* Aim of the exercise
Nothing but the records beneath, reproduced exactly, should appear in the answer.

---*---

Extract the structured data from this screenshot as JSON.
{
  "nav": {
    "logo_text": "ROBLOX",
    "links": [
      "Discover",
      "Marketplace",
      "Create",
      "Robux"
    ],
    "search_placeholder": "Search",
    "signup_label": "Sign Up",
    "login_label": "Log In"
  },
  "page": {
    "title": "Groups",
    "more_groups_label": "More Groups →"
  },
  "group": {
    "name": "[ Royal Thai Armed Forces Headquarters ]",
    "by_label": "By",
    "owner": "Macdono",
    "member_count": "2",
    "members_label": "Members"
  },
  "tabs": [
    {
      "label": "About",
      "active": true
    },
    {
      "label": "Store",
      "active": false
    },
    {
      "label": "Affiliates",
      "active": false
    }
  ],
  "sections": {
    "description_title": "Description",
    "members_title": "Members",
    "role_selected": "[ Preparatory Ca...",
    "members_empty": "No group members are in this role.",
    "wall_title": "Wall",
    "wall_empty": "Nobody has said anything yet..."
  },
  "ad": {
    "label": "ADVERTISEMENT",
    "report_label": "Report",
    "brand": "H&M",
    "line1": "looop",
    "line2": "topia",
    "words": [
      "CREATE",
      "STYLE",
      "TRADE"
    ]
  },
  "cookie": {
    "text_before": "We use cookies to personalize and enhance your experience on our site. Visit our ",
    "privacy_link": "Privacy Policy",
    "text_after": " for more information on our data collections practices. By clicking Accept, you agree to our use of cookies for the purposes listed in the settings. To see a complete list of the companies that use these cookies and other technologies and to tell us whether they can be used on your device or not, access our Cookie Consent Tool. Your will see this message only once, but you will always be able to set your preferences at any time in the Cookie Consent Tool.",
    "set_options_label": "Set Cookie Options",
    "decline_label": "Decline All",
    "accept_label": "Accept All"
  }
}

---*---

* Task result
Extract the structured data from this screenshot as JSON.
{
  "nav": {
    "logo_text": "ROBLOX",
    "links": [
      "Discover",
      "Marketplace",
      "Create",
      "Robux"
    ],
    "search_placeholder": "Search",
    "signup_label": "Sign Up",
    "login_label": "Log In"
  },
  "page": {
    "title": "Groups",
    "more_groups_label": "More Groups →"
  },
  "group": {
    "name": "[ Royal Thai Armed Forces Headquarters ]",
    "by_label": "By",
    "owner": "Macdono",
    "member_count": "2",
    "members_label": "Members"
  },
  "tabs": [
    {
      "label": "About",
      "active": true
    },
    {
      "label": "Store",
      "active": false
    },
    {
      "label": "Affiliates",
      "active": false
    }
  ],
  "sections": {
    "description_title": "Description",
    "members_title": "Members",
    "role_selected": "[ Preparatory Ca...",
    "members_empty": "No group members are in this role.",
    "wall_title": "Wall",
    "wall_empty": "Nobody has said anything yet..."
  },
  "ad": {
    "label": "ADVERTISEMENT",
    "report_label": "Report",
    "brand": "H&M",
    "line1": "looop",
    "line2": "topia",
    "words": [
      "CREATE",
      "STYLE",
      "TRADE"
    ]
  },
  "cookie": {
    "text_before": "We use cookies to personalize and enhance your experience on our site. Visit our ",
    "privacy_link": "Privacy Policy",
    "text_after": " for more information on our data collections practices. By clicking Accept, you agree to our use of cookies for the purposes listed in the settings. To see a complete list of the companies that use these cookies and other technologies and to tell us whether they can be used on your device or not, access our Cookie Consent Tool. Your will see this message only once, but you will always be able to set your preferences at any time in the Cookie Consent Tool.",
    "set_options_label": "Set Cookie Options",
    "decline_label": "Decline All",
    "accept_label": "Accept All"
  }
}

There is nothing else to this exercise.